● What to produce
Every line containing "icon" should be identified and copied from the data below.

● Dataset records

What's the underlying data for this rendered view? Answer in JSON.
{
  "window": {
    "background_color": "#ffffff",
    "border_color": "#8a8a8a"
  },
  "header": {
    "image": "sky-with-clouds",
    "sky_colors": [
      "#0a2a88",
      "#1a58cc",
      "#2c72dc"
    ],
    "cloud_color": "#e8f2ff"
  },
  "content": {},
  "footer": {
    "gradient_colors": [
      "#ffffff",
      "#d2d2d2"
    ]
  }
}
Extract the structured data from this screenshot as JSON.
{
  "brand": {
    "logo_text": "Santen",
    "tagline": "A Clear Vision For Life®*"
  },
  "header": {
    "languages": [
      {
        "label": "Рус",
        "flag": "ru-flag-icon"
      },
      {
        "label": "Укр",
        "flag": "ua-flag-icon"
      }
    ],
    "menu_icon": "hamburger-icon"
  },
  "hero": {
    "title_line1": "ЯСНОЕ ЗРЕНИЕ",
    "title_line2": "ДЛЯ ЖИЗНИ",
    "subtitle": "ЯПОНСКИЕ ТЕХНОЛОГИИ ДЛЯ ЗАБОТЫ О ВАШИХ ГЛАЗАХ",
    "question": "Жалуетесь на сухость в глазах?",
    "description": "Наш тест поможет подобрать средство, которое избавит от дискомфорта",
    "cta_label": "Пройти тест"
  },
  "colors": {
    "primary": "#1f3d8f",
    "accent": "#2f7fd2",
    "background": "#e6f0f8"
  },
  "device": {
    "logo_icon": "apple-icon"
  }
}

● Result of the task
        "flag": "ru-flag-icon"
        "flag": "ua-flag-icon"
    "menu_icon": "hamburger-icon"
    "logo_icon": "apple-icon"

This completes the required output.